*** Opening GIVEN DATA ***

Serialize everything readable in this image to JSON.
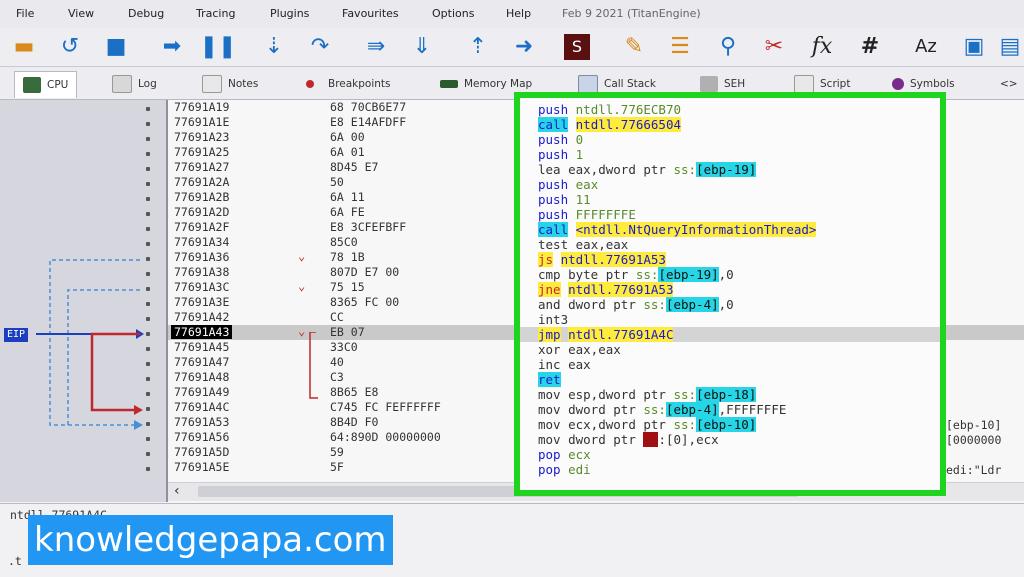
{
  "menu": [
    "File",
    "View",
    "Debug",
    "Tracing",
    "Plugins",
    "Favourites",
    "Options",
    "Help",
    "Feb 9 2021 (TitanEngine)"
  ],
  "toolbar_icons": [
    "open-icon",
    "restart-icon",
    "stop-icon",
    "run-icon",
    "pause-icon",
    "step-into-icon",
    "step-over-icon",
    "trace-into-icon",
    "trace-over-icon",
    "execute-till-return-icon",
    "run-to-user-code-icon",
    "scylla-icon",
    "patch-icon",
    "comments-icon",
    "labels-icon",
    "bookmarks-icon",
    "function-icon",
    "hash-icon",
    "font-icon",
    "calculator-icon",
    "sidebar-icon"
  ],
  "toolbar_glyphs": {
    "function": "fx",
    "hash": "#",
    "font": "Az"
  },
  "tabs": [
    "CPU",
    "Log",
    "Notes",
    "Breakpoints",
    "Memory Map",
    "Call Stack",
    "SEH",
    "Script",
    "Symbols",
    "<>"
  ],
  "rows": [
    {
      "addr": "77691A19",
      "bytes": "68 70CB6E77"
    },
    {
      "addr": "77691A1E",
      "bytes": "E8 E14AFDFF"
    },
    {
      "addr": "77691A23",
      "bytes": "6A 00"
    },
    {
      "addr": "77691A25",
      "bytes": "6A 01"
    },
    {
      "addr": "77691A27",
      "bytes": "8D45 E7"
    },
    {
      "addr": "77691A2A",
      "bytes": "50"
    },
    {
      "addr": "77691A2B",
      "bytes": "6A 11"
    },
    {
      "addr": "77691A2D",
      "bytes": "6A FE"
    },
    {
      "addr": "77691A2F",
      "bytes": "E8 3CFEFBFF"
    },
    {
      "addr": "77691A34",
      "bytes": "85C0"
    },
    {
      "addr": "77691A36",
      "bytes": "78 1B"
    },
    {
      "addr": "77691A38",
      "bytes": "807D E7 00"
    },
    {
      "addr": "77691A3C",
      "bytes": "75 15"
    },
    {
      "addr": "77691A3E",
      "bytes": "8365 FC 00"
    },
    {
      "addr": "77691A42",
      "bytes": "CC"
    },
    {
      "addr": "77691A43",
      "bytes": "EB 07"
    },
    {
      "addr": "77691A45",
      "bytes": "33C0"
    },
    {
      "addr": "77691A47",
      "bytes": "40"
    },
    {
      "addr": "77691A48",
      "bytes": "C3"
    },
    {
      "addr": "77691A49",
      "bytes": "8B65 E8"
    },
    {
      "addr": "77691A4C",
      "bytes": "C745 FC FEFFFFFF"
    },
    {
      "addr": "77691A53",
      "bytes": "8B4D F0"
    },
    {
      "addr": "77691A56",
      "bytes": "64:890D 00000000"
    },
    {
      "addr": "77691A5D",
      "bytes": "59"
    },
    {
      "addr": "77691A5E",
      "bytes": "5F"
    }
  ],
  "right_comments": [
    "[ebp-10]",
    "[0000000",
    "edi:\"Ldr"
  ],
  "disasm": {
    "l1": {
      "m": "push",
      "o": "ntdll.776ECB70"
    },
    "l2": {
      "m": "call",
      "o": "ntdll.77666504"
    },
    "l3": {
      "m": "push",
      "o": "0"
    },
    "l4": {
      "m": "push",
      "o": "1"
    },
    "l5": {
      "m": "lea",
      "o1": "eax,dword ptr",
      "o2": "ss:",
      "o3": "[ebp-19]"
    },
    "l6": {
      "m": "push",
      "o": "eax"
    },
    "l7": {
      "m": "push",
      "o": "11"
    },
    "l8": {
      "m": "push",
      "o": "FFFFFFFE"
    },
    "l9": {
      "m": "call",
      "o": "<ntdll.NtQueryInformationThread>"
    },
    "l10": {
      "m": "test",
      "o": "eax,eax"
    },
    "l11": {
      "m": "js",
      "o": "ntdll.77691A53"
    },
    "l12": {
      "m": "cmp",
      "o1": "byte ptr",
      "o2": "ss:",
      "o3": "[ebp-19]",
      "o4": ",0"
    },
    "l13": {
      "m": "jne",
      "o": "ntdll.77691A53"
    },
    "l14": {
      "m": "and",
      "o1": "dword ptr",
      "o2": "ss:",
      "o3": "[ebp-4]",
      "o4": ",0"
    },
    "l15": {
      "m": "int3"
    },
    "l16": {
      "m": "jmp",
      "o": "ntdll.77691A4C"
    },
    "l17": {
      "m": "xor",
      "o": "eax,eax"
    },
    "l18": {
      "m": "inc",
      "o": "eax"
    },
    "l19": {
      "m": "ret"
    },
    "l20": {
      "m": "mov",
      "o1": "esp,dword ptr",
      "o2": "ss:",
      "o3": "[ebp-18]"
    },
    "l21": {
      "m": "mov",
      "o1": "dword ptr",
      "o2": "ss:",
      "o3": "[ebp-4]",
      "o4": ",FFFFFFFE"
    },
    "l22": {
      "m": "mov",
      "o1": "ecx,dword ptr",
      "o2": "ss:",
      "o3": "[ebp-10]"
    },
    "l23": {
      "m": "mov",
      "o1": "dword ptr",
      "o2": "fs",
      "o3": ":[0],ecx"
    },
    "l24": {
      "m": "pop",
      "o": "ecx"
    },
    "l25": {
      "m": "pop",
      "o": "edi"
    }
  },
  "eip_label": "EIP",
  "bottom_info": "ntdll.77691A4C",
  "bottom_info2": ".t",
  "watermark": "knowledgepapa.com",
  "colors": {
    "highlight_border": "#1ed41e",
    "eip": "#1b3fbf",
    "jump_arrow": "#c0282d"
  }
}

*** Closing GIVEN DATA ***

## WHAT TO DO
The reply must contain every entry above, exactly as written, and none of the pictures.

## THE ANSWER
Serialize everything readable in this image to JSON.
{
  "menu": [
    "File",
    "View",
    "Debug",
    "Tracing",
    "Plugins",
    "Favourites",
    "Options",
    "Help",
    "Feb 9 2021 (TitanEngine)"
  ],
  "toolbar_icons": [
    "open-icon",
    "restart-icon",
    "stop-icon",
    "run-icon",
    "pause-icon",
    "step-into-icon",
    "step-over-icon",
    "trace-into-icon",
    "trace-over-icon",
    "execute-till-return-icon",
    "run-to-user-code-icon",
    "scylla-icon",
    "patch-icon",
    "comments-icon",
    "labels-icon",
    "bookmarks-icon",
    "function-icon",
    "hash-icon",
    "font-icon",
    "calculator-icon",
    "sidebar-icon"
  ],
  "toolbar_glyphs": {
    "function": "fx",
    "hash": "#",
    "font": "Az"
  },
  "tabs": [
    "CPU",
    "Log",
    "Notes",
    "Breakpoints",
    "Memory Map",
    "Call Stack",
    "SEH",
    "Script",
    "Symbols",
    "<>"
  ],
  "rows": [
    {
      "addr": "77691A19",
      "bytes": "68 70CB6E77"
    },
    {
      "addr": "77691A1E",
      "bytes": "E8 E14AFDFF"
    },
    {
      "addr": "77691A23",
      "bytes": "6A 00"
    },
    {
      "addr": "77691A25",
      "bytes": "6A 01"
    },
    {
      "addr": "77691A27",
      "bytes": "8D45 E7"
    },
    {
      "addr": "77691A2A",
      "bytes": "50"
    },
    {
      "addr": "77691A2B",
      "bytes": "6A 11"
    },
    {
      "addr": "77691A2D",
      "bytes": "6A FE"
    },
    {
      "addr": "77691A2F",
      "bytes": "E8 3CFEFBFF"
    },
    {
      "addr": "77691A34",
      "bytes": "85C0"
    },
    {
      "addr": "77691A36",
      "bytes": "78 1B"
    },
    {
      "addr": "77691A38",
      "bytes": "807D E7 00"
    },
    {
      "addr": "77691A3C",
      "bytes": "75 15"
    },
    {
      "addr": "77691A3E",
      "bytes": "8365 FC 00"
    },
    {
      "addr": "77691A42",
      "bytes": "CC"
    },
    {
      "addr": "77691A43",
      "bytes": "EB 07"
    },
    {
      "addr": "77691A45",
      "bytes": "33C0"
    },
    {
      "addr": "77691A47",
      "bytes": "40"
    },
    {
      "addr": "77691A48",
      "bytes": "C3"
    },
    {
      "addr": "77691A49",
      "bytes": "8B65 E8"
    },
    {
      "addr": "77691A4C",
      "bytes": "C745 FC FEFFFFFF"
    },
    {
      "addr": "77691A53",
      "bytes": "8B4D F0"
    },
    {
      "addr": "77691A56",
      "bytes": "64:890D 00000000"
    },
    {
      "addr": "77691A5D",
      "bytes": "59"
    },
    {
      "addr": "77691A5E",
      "bytes": "5F"
    }
  ],
  "right_comments": [
    "[ebp-10]",
    "[0000000",
    "edi:\"Ldr"
  ],
  "disasm": {
    "l1": {
      "m": "push",
      "o": "ntdll.776ECB70"
    },
    "l2": {
      "m": "call",
      "o": "ntdll.77666504"
    },
    "l3": {
      "m": "push",
      "o": "0"
    },
    "l4": {
      "m": "push",
      "o": "1"
    },
    "l5": {
      "m": "lea",
      "o1": "eax,dword ptr",
      "o2": "ss:",
      "o3": "[ebp-19]"
    },
    "l6": {
      "m": "push",
      "o": "eax"
    },
    "l7": {
      "m": "push",
      "o": "11"
    },
    "l8": {
      "m": "push",
      "o": "FFFFFFFE"
    },
    "l9": {
      "m": "call",
      "o": "<ntdll.NtQueryInformationThread>"
    },
    "l10": {
      "m": "test",
      "o": "eax,eax"
    },
    "l11": {
      "m": "js",
      "o": "ntdll.77691A53"
    },
    "l12": {
      "m": "cmp",
      "o1": "byte ptr",
      "o2": "ss:",
      "o3": "[ebp-19]",
      "o4": ",0"
    },
    "l13": {
      "m": "jne",
      "o": "ntdll.77691A53"
    },
    "l14": {
      "m": "and",
      "o1": "dword ptr",
      "o2": "ss:",
      "o3": "[ebp-4]",
      "o4": ",0"
    },
    "l15": {
      "m": "int3"
    },
    "l16": {
      "m": "jmp",
      "o": "ntdll.77691A4C"
    },
    "l17": {
      "m": "xor",
      "o": "eax,eax"
    },
    "l18": {
      "m": "inc",
      "o": "eax"
    },
    "l19": {
      "m": "ret"
    },
    "l20": {
      "m": "mov",
      "o1": "esp,dword ptr",
      "o2": "ss:",
      "o3": "[ebp-18]"
    },
    "l21": {
      "m": "mov",
      "o1": "dword ptr",
      "o2": "ss:",
      "o3": "[ebp-4]",
      "o4": ",FFFFFFFE"
    },
    "l22": {
      "m": "mov",
      "o1": "ecx,dword ptr",
      "o2": "ss:",
      "o3": "[ebp-10]"
    },
    "l23": {
      "m": "mov",
      "o1": "dword ptr",
      "o2": "fs",
      "o3": ":[0],ecx"
    },
    "l24": {
      "m": "pop",
      "o": "ecx"
    },
    "l25": {
      "m": "pop",
      "o": "edi"
    }
  },
  "eip_label": "EIP",
  "bottom_info": "ntdll.77691A4C",
  "bottom_info2": ".t",
  "watermark": "knowledgepapa.com",
  "colors": {
    "highlight_border": "#1ed41e",
    "eip": "#1b3fbf",
    "jump_arrow": "#c0282d"
  }
}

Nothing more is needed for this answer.